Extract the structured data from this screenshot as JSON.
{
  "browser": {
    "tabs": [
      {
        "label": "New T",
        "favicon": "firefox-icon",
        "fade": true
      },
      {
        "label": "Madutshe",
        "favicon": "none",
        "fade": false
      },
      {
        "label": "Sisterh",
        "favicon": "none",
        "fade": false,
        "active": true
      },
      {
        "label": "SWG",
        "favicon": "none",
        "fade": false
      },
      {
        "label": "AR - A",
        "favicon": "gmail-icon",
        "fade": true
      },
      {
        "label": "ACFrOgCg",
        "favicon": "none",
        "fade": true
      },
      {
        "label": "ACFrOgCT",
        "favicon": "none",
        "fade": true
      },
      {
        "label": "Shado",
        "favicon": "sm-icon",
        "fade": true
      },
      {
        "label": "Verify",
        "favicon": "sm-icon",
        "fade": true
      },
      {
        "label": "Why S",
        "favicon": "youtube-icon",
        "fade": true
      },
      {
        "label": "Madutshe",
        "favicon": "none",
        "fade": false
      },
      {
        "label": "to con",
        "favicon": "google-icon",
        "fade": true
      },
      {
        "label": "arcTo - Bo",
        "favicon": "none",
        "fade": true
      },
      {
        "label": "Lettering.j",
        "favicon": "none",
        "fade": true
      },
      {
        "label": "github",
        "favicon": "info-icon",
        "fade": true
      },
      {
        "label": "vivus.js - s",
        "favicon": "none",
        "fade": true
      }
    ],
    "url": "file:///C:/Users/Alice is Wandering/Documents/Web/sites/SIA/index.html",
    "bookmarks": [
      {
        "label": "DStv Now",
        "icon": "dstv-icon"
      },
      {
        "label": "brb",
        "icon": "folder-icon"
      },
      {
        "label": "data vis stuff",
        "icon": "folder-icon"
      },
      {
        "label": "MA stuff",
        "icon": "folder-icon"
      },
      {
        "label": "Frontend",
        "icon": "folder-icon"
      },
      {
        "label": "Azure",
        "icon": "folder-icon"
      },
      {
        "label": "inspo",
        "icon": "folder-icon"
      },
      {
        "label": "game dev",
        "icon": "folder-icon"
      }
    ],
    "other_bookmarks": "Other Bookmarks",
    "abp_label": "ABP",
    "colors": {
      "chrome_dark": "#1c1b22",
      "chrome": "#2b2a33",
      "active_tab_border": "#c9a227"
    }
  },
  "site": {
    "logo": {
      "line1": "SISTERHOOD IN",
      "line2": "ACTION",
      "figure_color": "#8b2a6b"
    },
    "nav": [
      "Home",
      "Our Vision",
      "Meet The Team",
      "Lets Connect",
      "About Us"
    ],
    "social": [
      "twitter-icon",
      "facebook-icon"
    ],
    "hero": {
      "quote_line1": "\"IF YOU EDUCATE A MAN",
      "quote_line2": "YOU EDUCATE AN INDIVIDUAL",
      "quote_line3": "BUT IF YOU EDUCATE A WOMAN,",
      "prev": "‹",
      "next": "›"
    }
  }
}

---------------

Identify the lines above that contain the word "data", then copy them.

Extract the structured data from this screenshot as JSON.
        "label": "data vis stuff",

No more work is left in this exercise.